Return the data exactly, with all pictures removed.

[Component data from apps and pages]
———

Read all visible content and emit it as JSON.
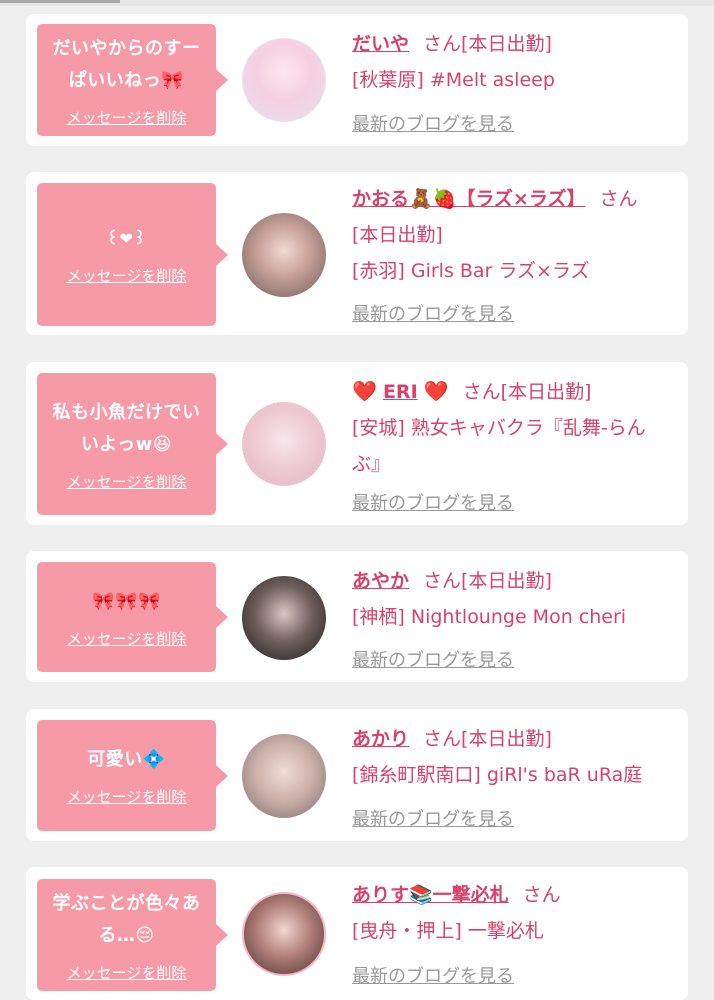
{
  "cards": [
    {
      "message": "だいやからのすーぱいいねっ🎀",
      "delete_label": "メッセージを削除",
      "name": "だいや",
      "san": "さん",
      "status": "[本日出勤]",
      "shop": "[秋葉原] #Melt asleep",
      "blog_link": "最新のブログを見る"
    },
    {
      "message": "꒰❤︎꒱",
      "delete_label": "メッセージを削除",
      "name": "かおる🧸🍓【ラズ×ラズ】",
      "san": "さん",
      "status": "[本日出勤]",
      "shop": "[赤羽] Girls Bar ラズ×ラズ",
      "blog_link": "最新のブログを見る"
    },
    {
      "message": "私も小魚だけでいいよっw😆",
      "delete_label": "メッセージを削除",
      "name": "ERI",
      "heart_left": "❤️",
      "heart_right": "❤️",
      "san": "さん",
      "status": "[本日出勤]",
      "shop": "[安城] 熟女キャバクラ『乱舞-らんぶ』",
      "blog_link": "最新のブログを見る"
    },
    {
      "message": "🎀🎀🎀",
      "delete_label": "メッセージを削除",
      "name": "あやか",
      "san": "さん",
      "status": "[本日出勤]",
      "shop": "[神栖] Nightlounge Mon cheri",
      "blog_link": "最新のブログを見る"
    },
    {
      "message": "可愛い💠",
      "delete_label": "メッセージを削除",
      "name": "あかり",
      "san": "さん",
      "status": "[本日出勤]",
      "shop": "[錦糸町駅南口] giRl's baR uRa庭",
      "blog_link": "最新のブログを見る"
    },
    {
      "message": "学ぶことが色々ある…😔",
      "delete_label": "メッセージを削除",
      "name": "ありす📚一撃必札",
      "san": "さん",
      "status": "",
      "shop": "[曳舟・押上] 一撃必札",
      "blog_link": "最新のブログを見る"
    }
  ],
  "colors": {
    "bubble": "#f79aa7",
    "accent": "#d6426c",
    "muted": "#999999",
    "background": "#efefef"
  }
}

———

**Answer to the problem:**
Read all visible content and emit it as JSON.
{
  "cards": [
    {
      "message": "だいやからのすーぱいいねっ🎀",
      "delete_label": "メッセージを削除",
      "name": "だいや",
      "san": "さん",
      "status": "[本日出勤]",
      "shop": "[秋葉原] #Melt asleep",
      "blog_link": "最新のブログを見る"
    },
    {
      "message": "꒰❤︎꒱",
      "delete_label": "メッセージを削除",
      "name": "かおる🧸🍓【ラズ×ラズ】",
      "san": "さん",
      "status": "[本日出勤]",
      "shop": "[赤羽] Girls Bar ラズ×ラズ",
      "blog_link": "最新のブログを見る"
    },
    {
      "message": "私も小魚だけでいいよっw😆",
      "delete_label": "メッセージを削除",
      "name": "ERI",
      "heart_left": "❤️",
      "heart_right": "❤️",
      "san": "さん",
      "status": "[本日出勤]",
      "shop": "[安城] 熟女キャバクラ『乱舞-らんぶ』",
      "blog_link": "最新のブログを見る"
    },
    {
      "message": "🎀🎀🎀",
      "delete_label": "メッセージを削除",
      "name": "あやか",
      "san": "さん",
      "status": "[本日出勤]",
      "shop": "[神栖] Nightlounge Mon cheri",
      "blog_link": "最新のブログを見る"
    },
    {
      "message": "可愛い💠",
      "delete_label": "メッセージを削除",
      "name": "あかり",
      "san": "さん",
      "status": "[本日出勤]",
      "shop": "[錦糸町駅南口] giRl's baR uRa庭",
      "blog_link": "最新のブログを見る"
    },
    {
      "message": "学ぶことが色々ある…😔",
      "delete_label": "メッセージを削除",
      "name": "ありす📚一撃必札",
      "san": "さん",
      "status": "",
      "shop": "[曳舟・押上] 一撃必札",
      "blog_link": "最新のブログを見る"
    }
  ],
  "colors": {
    "bubble": "#f79aa7",
    "accent": "#d6426c",
    "muted": "#999999",
    "background": "#efefef"
  }
}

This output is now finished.